## Problem statement
The word "screenshot" occurs in some of the lines below; copy each of those lines.

## Supplied data
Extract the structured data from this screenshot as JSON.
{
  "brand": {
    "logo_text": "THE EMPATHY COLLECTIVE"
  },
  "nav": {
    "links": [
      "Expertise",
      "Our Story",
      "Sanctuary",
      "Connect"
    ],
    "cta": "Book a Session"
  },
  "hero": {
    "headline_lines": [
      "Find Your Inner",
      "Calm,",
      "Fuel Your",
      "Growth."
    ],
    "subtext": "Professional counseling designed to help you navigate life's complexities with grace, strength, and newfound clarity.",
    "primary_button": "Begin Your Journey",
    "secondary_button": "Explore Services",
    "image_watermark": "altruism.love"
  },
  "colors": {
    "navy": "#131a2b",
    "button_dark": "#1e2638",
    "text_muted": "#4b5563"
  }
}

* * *

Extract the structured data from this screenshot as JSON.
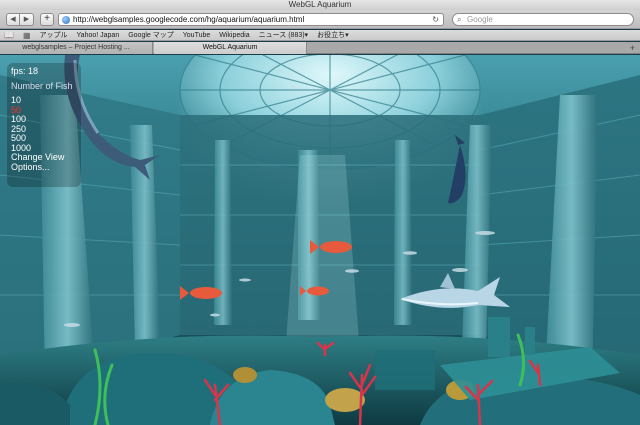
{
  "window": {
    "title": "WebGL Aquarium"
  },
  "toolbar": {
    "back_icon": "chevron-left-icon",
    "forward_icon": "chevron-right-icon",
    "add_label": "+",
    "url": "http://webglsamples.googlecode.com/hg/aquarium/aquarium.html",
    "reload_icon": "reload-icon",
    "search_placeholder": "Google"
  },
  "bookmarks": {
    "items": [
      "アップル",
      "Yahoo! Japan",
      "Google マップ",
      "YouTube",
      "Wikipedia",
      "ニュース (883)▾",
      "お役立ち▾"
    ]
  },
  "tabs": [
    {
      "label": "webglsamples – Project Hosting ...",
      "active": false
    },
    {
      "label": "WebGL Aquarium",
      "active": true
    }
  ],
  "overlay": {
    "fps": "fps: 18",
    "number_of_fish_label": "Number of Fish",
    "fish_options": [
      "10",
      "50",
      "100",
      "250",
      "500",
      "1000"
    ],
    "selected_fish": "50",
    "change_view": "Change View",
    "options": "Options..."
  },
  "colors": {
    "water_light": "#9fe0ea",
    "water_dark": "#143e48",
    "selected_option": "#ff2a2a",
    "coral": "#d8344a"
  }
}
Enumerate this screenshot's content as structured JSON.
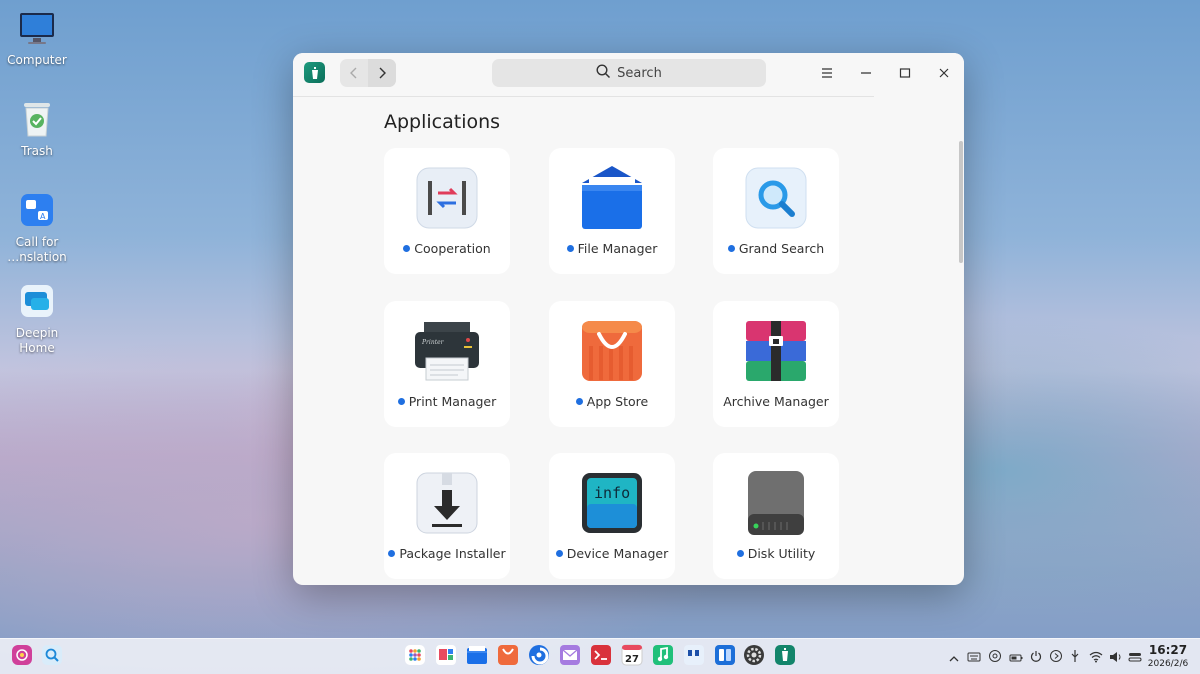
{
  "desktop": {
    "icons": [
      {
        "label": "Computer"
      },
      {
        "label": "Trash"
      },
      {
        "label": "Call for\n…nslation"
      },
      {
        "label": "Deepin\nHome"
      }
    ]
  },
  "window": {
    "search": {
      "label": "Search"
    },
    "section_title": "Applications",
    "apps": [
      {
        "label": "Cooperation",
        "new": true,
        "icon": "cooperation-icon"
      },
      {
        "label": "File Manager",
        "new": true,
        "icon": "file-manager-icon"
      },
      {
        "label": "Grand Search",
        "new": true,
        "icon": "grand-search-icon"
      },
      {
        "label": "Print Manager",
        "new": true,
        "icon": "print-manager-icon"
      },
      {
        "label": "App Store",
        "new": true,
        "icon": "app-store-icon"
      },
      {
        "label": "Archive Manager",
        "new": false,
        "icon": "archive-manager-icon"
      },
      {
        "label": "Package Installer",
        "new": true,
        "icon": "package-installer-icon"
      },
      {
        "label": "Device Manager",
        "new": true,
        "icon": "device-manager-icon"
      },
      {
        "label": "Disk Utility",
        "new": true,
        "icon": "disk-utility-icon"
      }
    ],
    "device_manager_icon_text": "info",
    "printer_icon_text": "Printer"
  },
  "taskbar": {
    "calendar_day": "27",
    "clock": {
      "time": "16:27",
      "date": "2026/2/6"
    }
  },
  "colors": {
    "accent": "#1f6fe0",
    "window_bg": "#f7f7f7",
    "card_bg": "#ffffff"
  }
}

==

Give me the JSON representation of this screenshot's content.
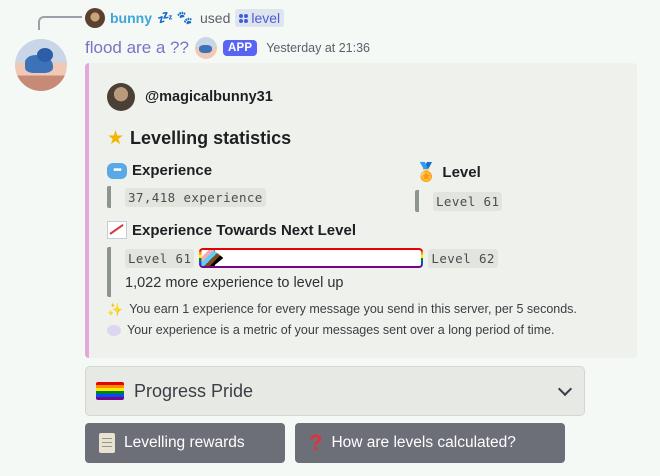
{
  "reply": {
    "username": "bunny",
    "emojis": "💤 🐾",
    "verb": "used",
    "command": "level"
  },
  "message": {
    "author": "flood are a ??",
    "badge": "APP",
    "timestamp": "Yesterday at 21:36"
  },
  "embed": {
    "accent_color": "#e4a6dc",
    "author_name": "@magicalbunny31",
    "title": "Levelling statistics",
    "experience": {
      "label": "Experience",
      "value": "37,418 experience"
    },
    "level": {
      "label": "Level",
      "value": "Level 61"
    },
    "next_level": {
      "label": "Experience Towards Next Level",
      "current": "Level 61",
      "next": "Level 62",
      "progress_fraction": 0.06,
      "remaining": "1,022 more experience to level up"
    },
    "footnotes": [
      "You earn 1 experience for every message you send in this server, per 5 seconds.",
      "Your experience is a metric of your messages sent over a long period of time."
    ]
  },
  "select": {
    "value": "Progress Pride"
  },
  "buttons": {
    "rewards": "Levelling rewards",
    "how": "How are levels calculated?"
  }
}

## Exercise solution
Extract the structured data from this screenshot as JSON.
Extract the structured data from this screenshot as JSON.
Enumerate this screenshot's content as structured JSON.
Give me the JSON representation of this screenshot's content.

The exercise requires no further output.